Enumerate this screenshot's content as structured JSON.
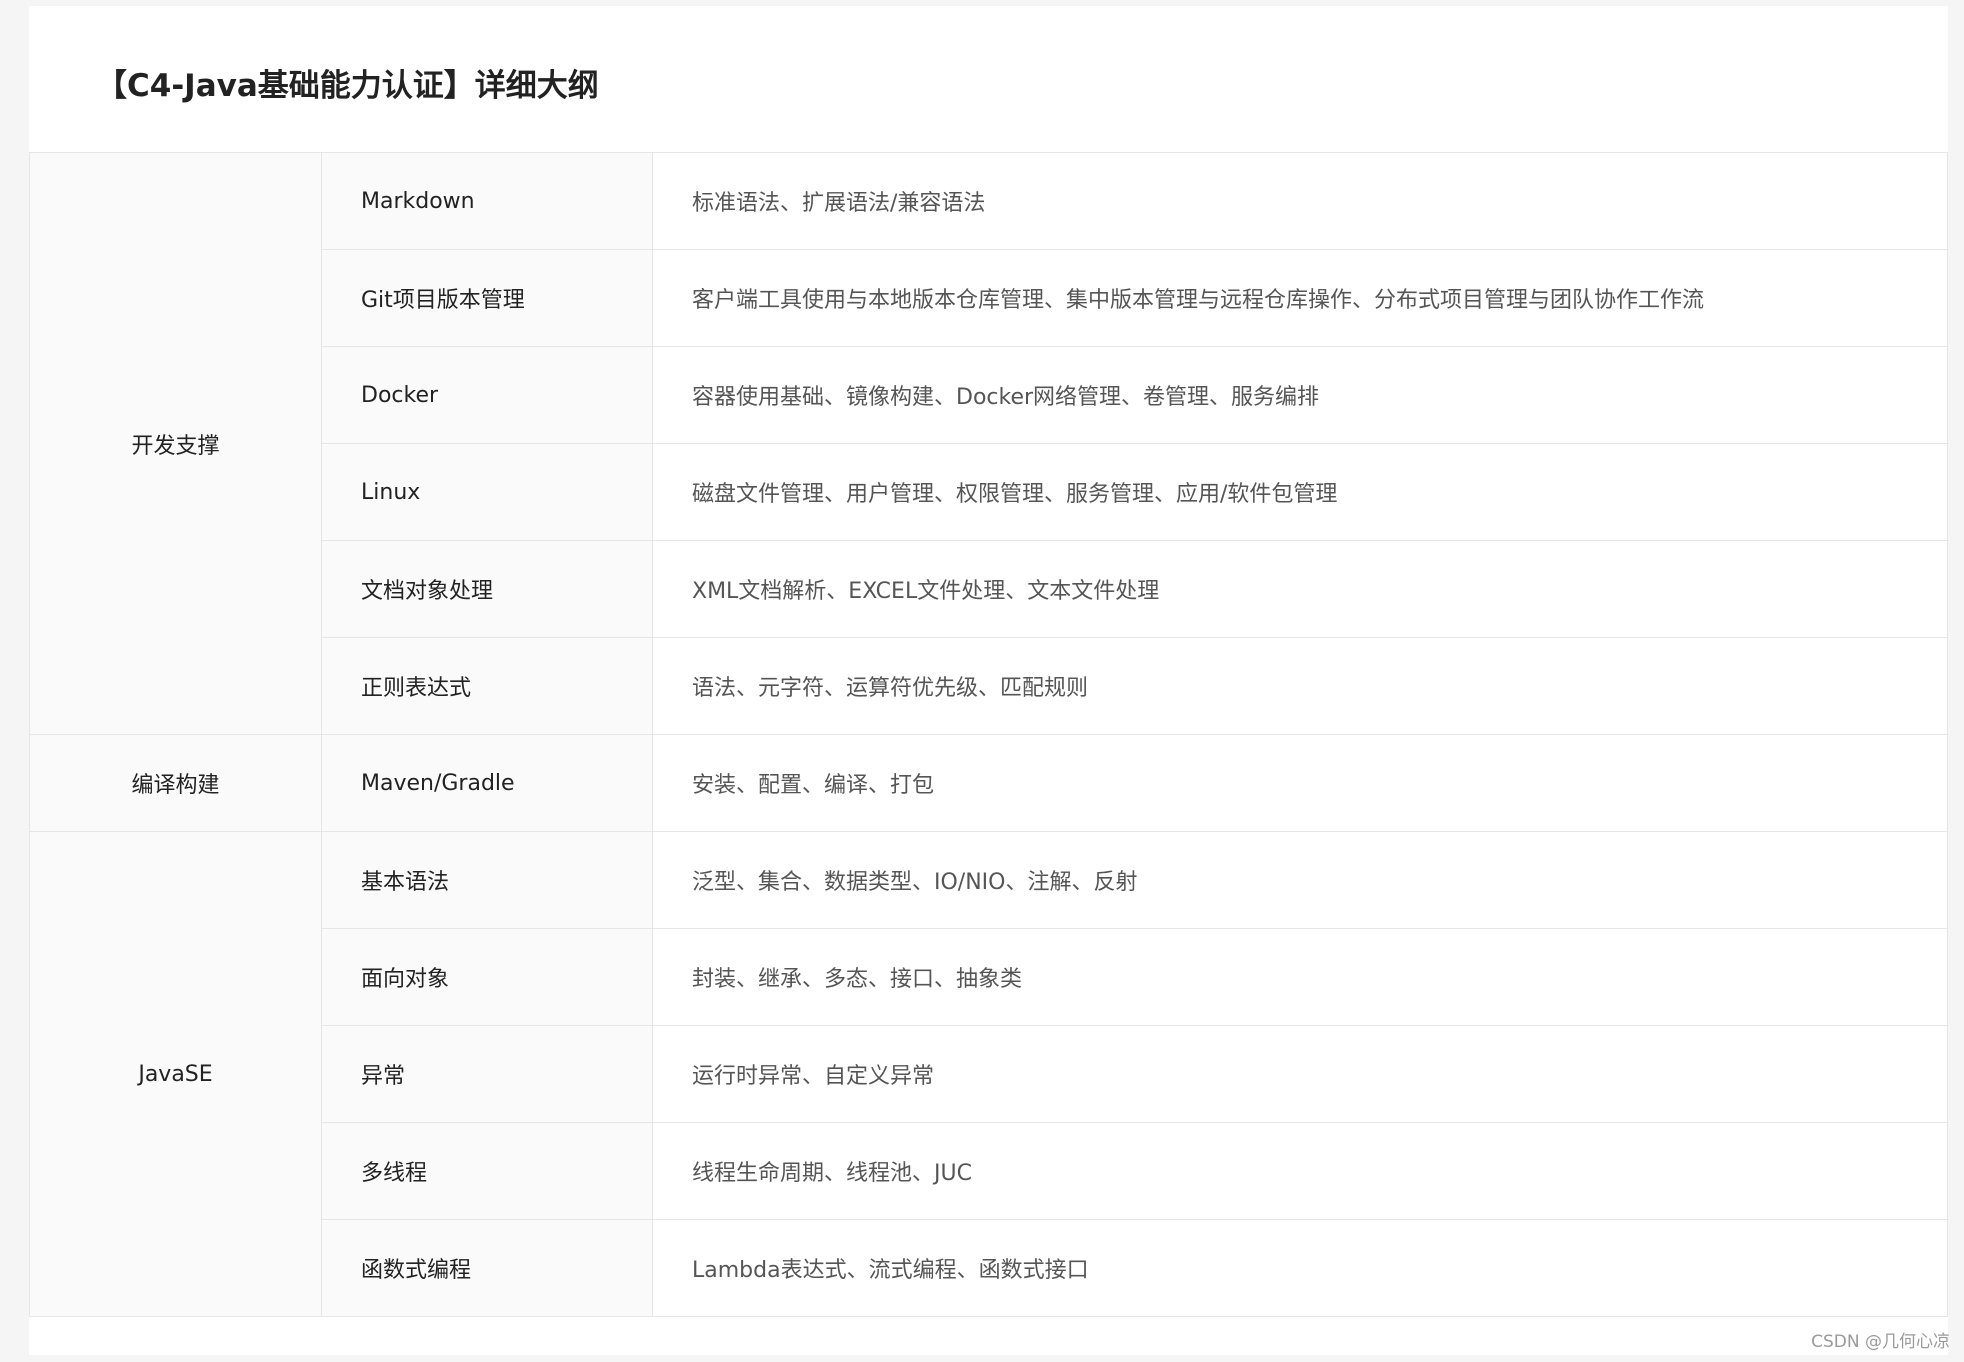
{
  "title": "【C4-Java基础能力认证】详细大纲",
  "sections": [
    {
      "category": "开发支撑",
      "items": [
        {
          "topic": "Markdown",
          "detail": "标准语法、扩展语法/兼容语法"
        },
        {
          "topic": "Git项目版本管理",
          "detail": "客户端工具使用与本地版本仓库管理、集中版本管理与远程仓库操作、分布式项目管理与团队协作工作流"
        },
        {
          "topic": "Docker",
          "detail": "容器使用基础、镜像构建、Docker网络管理、卷管理、服务编排"
        },
        {
          "topic": "Linux",
          "detail": "磁盘文件管理、用户管理、权限管理、服务管理、应用/软件包管理"
        },
        {
          "topic": "文档对象处理",
          "detail": "XML文档解析、EXCEL文件处理、文本文件处理"
        },
        {
          "topic": "正则表达式",
          "detail": "语法、元字符、运算符优先级、匹配规则"
        }
      ]
    },
    {
      "category": "编译构建",
      "items": [
        {
          "topic": "Maven/Gradle",
          "detail": "安装、配置、编译、打包"
        }
      ]
    },
    {
      "category": "JavaSE",
      "items": [
        {
          "topic": "基本语法",
          "detail": "泛型、集合、数据类型、IO/NIO、注解、反射"
        },
        {
          "topic": "面向对象",
          "detail": "封装、继承、多态、接口、抽象类"
        },
        {
          "topic": "异常",
          "detail": "运行时异常、自定义异常"
        },
        {
          "topic": "多线程",
          "detail": "线程生命周期、线程池、JUC"
        },
        {
          "topic": "函数式编程",
          "detail": "Lambda表达式、流式编程、函数式接口"
        }
      ]
    }
  ],
  "watermark": "CSDN @几何心凉"
}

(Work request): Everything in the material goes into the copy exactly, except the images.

(Reply to the exercise):
Enumerate this screenshot's content as structured JSON.
{
  "title": "【C4-Java基础能力认证】详细大纲",
  "sections": [
    {
      "category": "开发支撑",
      "items": [
        {
          "topic": "Markdown",
          "detail": "标准语法、扩展语法/兼容语法"
        },
        {
          "topic": "Git项目版本管理",
          "detail": "客户端工具使用与本地版本仓库管理、集中版本管理与远程仓库操作、分布式项目管理与团队协作工作流"
        },
        {
          "topic": "Docker",
          "detail": "容器使用基础、镜像构建、Docker网络管理、卷管理、服务编排"
        },
        {
          "topic": "Linux",
          "detail": "磁盘文件管理、用户管理、权限管理、服务管理、应用/软件包管理"
        },
        {
          "topic": "文档对象处理",
          "detail": "XML文档解析、EXCEL文件处理、文本文件处理"
        },
        {
          "topic": "正则表达式",
          "detail": "语法、元字符、运算符优先级、匹配规则"
        }
      ]
    },
    {
      "category": "编译构建",
      "items": [
        {
          "topic": "Maven/Gradle",
          "detail": "安装、配置、编译、打包"
        }
      ]
    },
    {
      "category": "JavaSE",
      "items": [
        {
          "topic": "基本语法",
          "detail": "泛型、集合、数据类型、IO/NIO、注解、反射"
        },
        {
          "topic": "面向对象",
          "detail": "封装、继承、多态、接口、抽象类"
        },
        {
          "topic": "异常",
          "detail": "运行时异常、自定义异常"
        },
        {
          "topic": "多线程",
          "detail": "线程生命周期、线程池、JUC"
        },
        {
          "topic": "函数式编程",
          "detail": "Lambda表达式、流式编程、函数式接口"
        }
      ]
    }
  ],
  "watermark": "CSDN @几何心凉"
}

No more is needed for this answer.